The Win2K Ntbackup version includes several new options that help you manage tape drives, multiple tapes, and media pools: /T specifies a tape name, /N names a new tape, /D labels a backup set, /UM selects the first available blank tape, and /P selects the media pool name. Also worth mentioning are the following three command-line options: /F backs up data to a disk file instead of to tape, /RS backs up the removable storage database, and Systemstate backs up the system state on the local machine that runs the backup operation. When you combine selection files with command-line options, you can create a batch job to perform nearly any type of backup.
Pros and Cons
Home and small-business users will find the Backup Wizard and Restore Wizard a great help for backing up or restoring files on an individual workstation or a few network systems. However, Win2K's Ntbackup doesn't include the features you need for an enterprise-class backup solution. Specifically, Ntbackup can't back up one file when you run the utility from a command prompt or a batch job, and Ntbackup can't back up or restore the system state on a remote system.
During testing, I discovered another problem with the new improved version. Win2K's Ntbackup couldn't identify the Microsoft Exchange Server 5.5 system running Exchange Service Pack 3 (SP3) on my network. The browse list didn't include the Exchange Server icon for this system, and I was unable to back up my legacy mail server. I hope that by press time, Microsoft will have a solution to this legacy backup problem. (Ntbackup also has several problems with Exchange Server 5.5; for details, see the sidebar "Ntbackup Exchange Server 5.5 Bug Fix," page 88.)

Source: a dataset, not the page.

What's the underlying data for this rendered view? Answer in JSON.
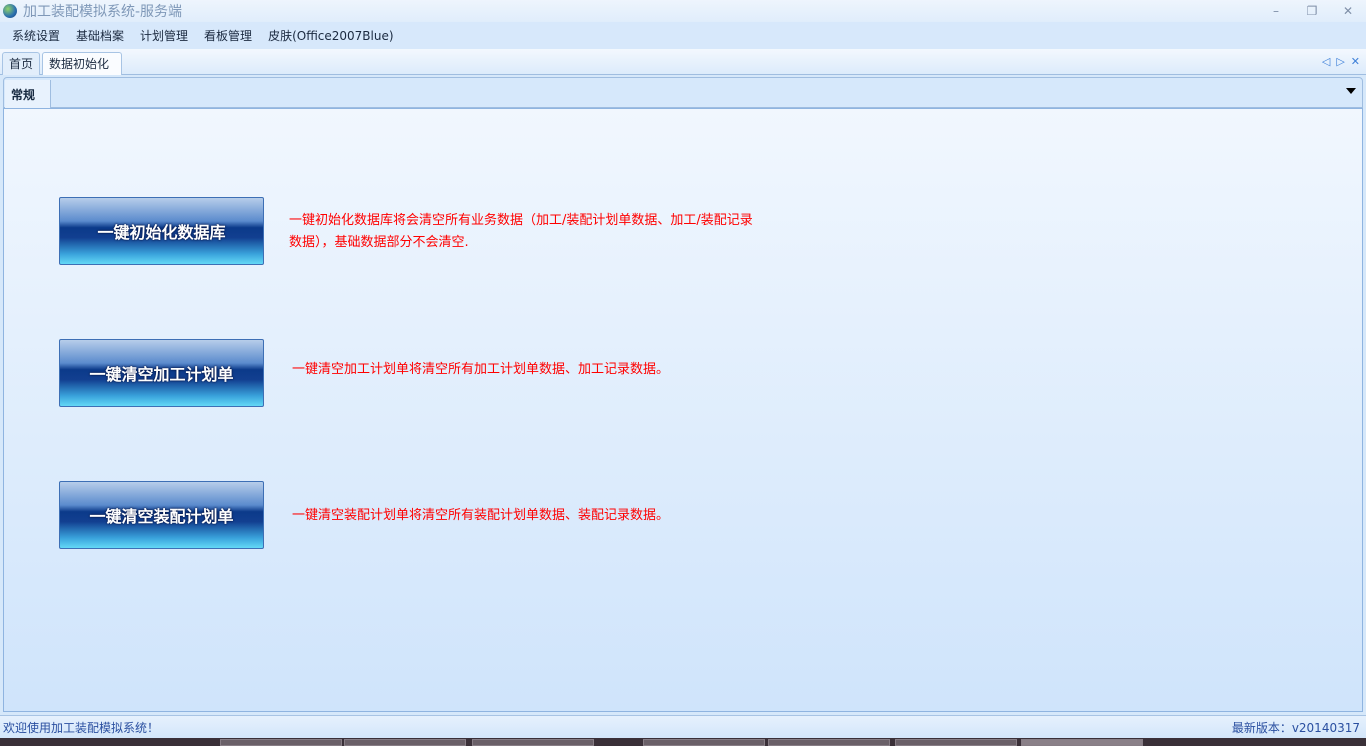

I also find the wizards' browse windows too small to easily navigate if you have more than a few drive mappings or your network consists of more than a couple of systems. If you rely on Ntbackup for data security, remember that you need an alternative plan for backing up the Registry and the system state on remote systems so that you can recover a system if you lose a crucial OS file or, worse, experience a system disk crash.